My friend Pete retired about a month ago from a thirty-five year career as a “wholesaler” in the financial services industry. He enjoyed his work, his colleagues, and most of all the end users of his offering – the financial advisors he served. His vocation offered a great living for he and his family and is now providing a very comfortable retirement life-style.

I answered a phone call from him last week with a typical “hello”. My greeting was countered by hearty laughter on his end of the line, followed by, “This is the craziest thing! People I’ve known in the industry are calling, asking for my help with out-of-the-box solutions to their challenging business problems. They’re asking me to provide them with the very non-conforming solutions that were rejected by my previous employer, and they even want to compensate me! Now all these people want to pay me for what I was giving my employer for free!” Lastly he said, “Bill, my employer used to say, ‘That’s not what we pay you for Pete.’ What’s wrong with this picture?”

Great question my friend.  What is wrong with this picture?

A pink flamingo is of no value to a black and white flock.  Perhaps “the devil wears Prada”, but pigs prefer mud.  Throw an exquisite handbag from the Italian luxury fashion house into a pigpen and you’ll notice that these large mammals don’t have an appreciation for Prada’s fine leather craftsmanship.  Fill the bag with corn and throw it in….now you’re talking!

Albert Einstein put it this way: “Everybody is a genius, but if you judge a fish by it’s ability to climb a tree, it will live it’s whole life believing that it’s stupid.”

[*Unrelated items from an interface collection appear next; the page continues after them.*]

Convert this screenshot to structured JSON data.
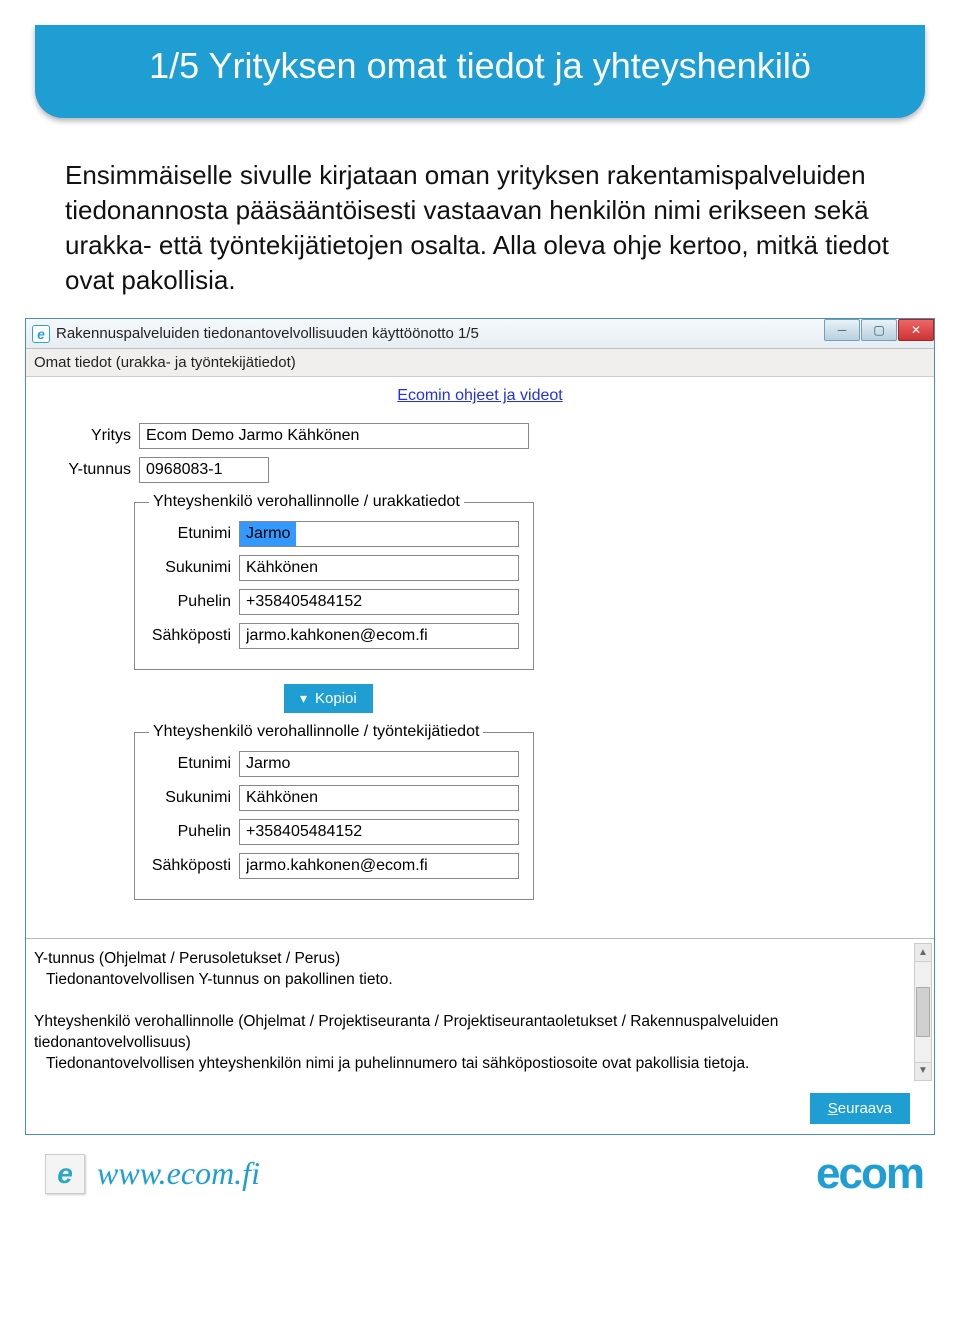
{
  "header": {
    "title": "1/5 Yrityksen omat tiedot ja yhteyshenkilö"
  },
  "intro": "Ensimmäiselle sivulle kirjataan oman yrityksen rakentamispalveluiden tiedonannosta pääsääntöisesti vastaavan henkilön nimi erikseen sekä urakka- että työntekijätietojen osalta. Alla oleva ohje kertoo, mitkä tiedot ovat pakollisia.",
  "app": {
    "icon_glyph": "e",
    "title": "Rakennuspalveluiden tiedonantovelvollisuuden käyttöönotto 1/5",
    "win": {
      "min": "__",
      "max": "❐",
      "close": "✕"
    },
    "subheader": "Omat tiedot (urakka- ja työntekijätiedot)",
    "help_link": "Ecomin ohjeet ja videot",
    "labels": {
      "yritys": "Yritys",
      "ytunnus": "Y-tunnus",
      "etunimi": "Etunimi",
      "sukunimi": "Sukunimi",
      "puhelin": "Puhelin",
      "sahkoposti": "Sähköposti"
    },
    "fields": {
      "yritys": "Ecom Demo Jarmo Kähkönen",
      "ytunnus": "0968083-1"
    },
    "group1": {
      "legend": "Yhteyshenkilö verohallinnolle / urakkatiedot",
      "etunimi": "Jarmo",
      "sukunimi": "Kähkönen",
      "puhelin": "+358405484152",
      "sahkoposti": "jarmo.kahkonen@ecom.fi"
    },
    "copy_button": "Kopioi",
    "group2": {
      "legend": "Yhteyshenkilö verohallinnolle / työntekijätiedot",
      "etunimi": "Jarmo",
      "sukunimi": "Kähkönen",
      "puhelin": "+358405484152",
      "sahkoposti": "jarmo.kahkonen@ecom.fi"
    },
    "info": {
      "line1": "Y-tunnus (Ohjelmat / Perusoletukset / Perus)",
      "line2": "Tiedonantovelvollisen Y-tunnus on pakollinen tieto.",
      "line3": "Yhteyshenkilö verohallinnolle (Ohjelmat / Projektiseuranta / Projektiseurantaoletukset / Rakennuspalveluiden tiedonantovelvollisuus)",
      "line4": "Tiedonantovelvollisen yhteyshenkilön nimi ja puhelinnumero tai sähköpostiosoite ovat pakollisia tietoja."
    },
    "next_button": "Seuraava"
  },
  "footer": {
    "url": "www.ecom.fi",
    "logo": "ecom",
    "icon_glyph": "e"
  }
}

How about this one: Michael Jordan – greatest basketball player ever…a genius on the court.  He retired from basketball in October 1993, and signed a professional baseball contract with the Chicago White Sox in February 1994. And why?  In a 2007, Sports Illustrated interview, Jordan said it was to pursue a dream his dad had for him to be a major league baseball player. Jordan’s career lasted only one season where he failed to move any higher than the Double-A minor league Birmingham Barons, rounding out the season with a batting average of .202.

It’s a good thing Michael Jordan’s dad let him play basketball.  And it’s a good thing he allowed young Michael to pursue his own dream, rather than limiting his son to that of his father’s. I’d like to think that somewhere along the way Jordan’s dad read the quote by Einstein.

What would the American workplace look like if people were hired not only for their ability to perform the task, but for their talents outside their respective job descriptions? For one, the employee engagement rates (studies show only 30% of U.S. workers are engaged in their work: see: Gallup’s Employee Engagement Survey) would increase, increasing productivity and profitability exponentially. And once they became engaged, what about trying to figure out ways they can bring their unique value to the company with new products, ideas, procedures, etc.?

Are you the only pink flamingo in your black and white office? Do you feel a smoldering discontent in your current role, even though you’re making great money? Living your dream or chasing somebody else’s? Batting .202 when you could be winning NBA championships? Still trying to climb trees with those fins of yours?

If so, it might be time to spread your wings (or your fins).  Why live and work in a black-and-white world when you were made for color?  Find your “why” – what you were created for…what makes you come alive – and go do it!  As great as the box was, my friend Pete is finding that his value might just be even greater outside of it.  How about you?

3 Resources for adding some color to your life: